[Web page and app entries]
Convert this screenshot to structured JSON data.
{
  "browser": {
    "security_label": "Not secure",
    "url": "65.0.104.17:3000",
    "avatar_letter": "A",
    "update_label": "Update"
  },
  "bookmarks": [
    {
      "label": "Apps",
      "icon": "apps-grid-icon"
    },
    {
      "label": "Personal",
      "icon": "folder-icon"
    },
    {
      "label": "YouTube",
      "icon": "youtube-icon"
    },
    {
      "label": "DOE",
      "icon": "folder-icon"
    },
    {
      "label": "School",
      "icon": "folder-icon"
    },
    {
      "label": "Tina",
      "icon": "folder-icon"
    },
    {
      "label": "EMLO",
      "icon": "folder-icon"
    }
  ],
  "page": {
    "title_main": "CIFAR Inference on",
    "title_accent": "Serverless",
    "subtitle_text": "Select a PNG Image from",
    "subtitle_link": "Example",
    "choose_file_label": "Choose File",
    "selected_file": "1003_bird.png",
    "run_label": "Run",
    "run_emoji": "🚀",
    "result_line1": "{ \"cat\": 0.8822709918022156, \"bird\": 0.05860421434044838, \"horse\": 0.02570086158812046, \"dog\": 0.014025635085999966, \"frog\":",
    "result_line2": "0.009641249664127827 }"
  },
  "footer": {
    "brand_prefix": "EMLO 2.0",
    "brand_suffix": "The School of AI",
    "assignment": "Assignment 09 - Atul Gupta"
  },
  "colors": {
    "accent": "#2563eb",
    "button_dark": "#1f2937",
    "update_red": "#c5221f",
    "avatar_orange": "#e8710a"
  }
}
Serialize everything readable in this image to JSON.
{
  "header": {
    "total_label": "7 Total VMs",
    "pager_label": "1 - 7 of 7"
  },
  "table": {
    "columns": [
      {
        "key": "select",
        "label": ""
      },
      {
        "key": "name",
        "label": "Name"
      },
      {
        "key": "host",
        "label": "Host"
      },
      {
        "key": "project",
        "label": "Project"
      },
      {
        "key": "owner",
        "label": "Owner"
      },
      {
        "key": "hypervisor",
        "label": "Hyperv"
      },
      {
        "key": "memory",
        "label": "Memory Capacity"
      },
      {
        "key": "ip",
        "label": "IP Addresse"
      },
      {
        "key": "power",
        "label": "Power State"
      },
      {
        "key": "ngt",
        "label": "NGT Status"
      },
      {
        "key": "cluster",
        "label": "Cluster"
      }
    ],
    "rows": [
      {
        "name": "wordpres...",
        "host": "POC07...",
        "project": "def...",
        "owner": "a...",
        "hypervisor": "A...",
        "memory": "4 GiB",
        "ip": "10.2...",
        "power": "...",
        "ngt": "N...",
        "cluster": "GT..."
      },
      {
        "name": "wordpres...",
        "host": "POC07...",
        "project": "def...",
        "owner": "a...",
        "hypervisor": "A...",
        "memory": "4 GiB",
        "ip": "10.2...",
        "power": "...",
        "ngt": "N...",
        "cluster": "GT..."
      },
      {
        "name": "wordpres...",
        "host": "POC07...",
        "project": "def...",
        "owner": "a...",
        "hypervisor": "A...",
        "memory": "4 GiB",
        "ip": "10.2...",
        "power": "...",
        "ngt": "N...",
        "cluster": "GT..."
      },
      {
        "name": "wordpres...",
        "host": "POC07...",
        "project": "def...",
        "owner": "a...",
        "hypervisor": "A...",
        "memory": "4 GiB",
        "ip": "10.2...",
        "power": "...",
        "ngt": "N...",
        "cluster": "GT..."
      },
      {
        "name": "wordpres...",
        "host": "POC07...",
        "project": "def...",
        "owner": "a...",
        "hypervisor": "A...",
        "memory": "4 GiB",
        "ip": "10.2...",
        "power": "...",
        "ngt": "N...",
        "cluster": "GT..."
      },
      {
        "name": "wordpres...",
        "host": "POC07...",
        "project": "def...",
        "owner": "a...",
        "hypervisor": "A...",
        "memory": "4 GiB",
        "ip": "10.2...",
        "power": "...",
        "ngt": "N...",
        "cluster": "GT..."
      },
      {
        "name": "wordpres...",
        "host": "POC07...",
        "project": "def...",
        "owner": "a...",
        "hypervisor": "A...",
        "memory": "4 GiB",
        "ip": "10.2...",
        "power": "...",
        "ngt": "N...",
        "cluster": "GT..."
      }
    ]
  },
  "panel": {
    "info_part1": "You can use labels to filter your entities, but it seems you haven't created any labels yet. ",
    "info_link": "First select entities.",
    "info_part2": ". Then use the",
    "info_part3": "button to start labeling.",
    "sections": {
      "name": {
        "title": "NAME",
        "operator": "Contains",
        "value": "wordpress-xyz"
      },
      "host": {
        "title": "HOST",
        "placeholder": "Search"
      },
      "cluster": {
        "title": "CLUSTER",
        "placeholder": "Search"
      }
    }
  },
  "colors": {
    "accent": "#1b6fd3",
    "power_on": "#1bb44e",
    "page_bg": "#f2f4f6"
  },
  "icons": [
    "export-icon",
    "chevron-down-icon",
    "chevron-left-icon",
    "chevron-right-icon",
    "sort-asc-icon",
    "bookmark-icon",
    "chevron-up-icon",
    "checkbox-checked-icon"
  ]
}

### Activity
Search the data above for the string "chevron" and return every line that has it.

### Answer to this exercise
    "chevron-down-icon",
    "chevron-left-icon",
    "chevron-right-icon",
    "chevron-up-icon",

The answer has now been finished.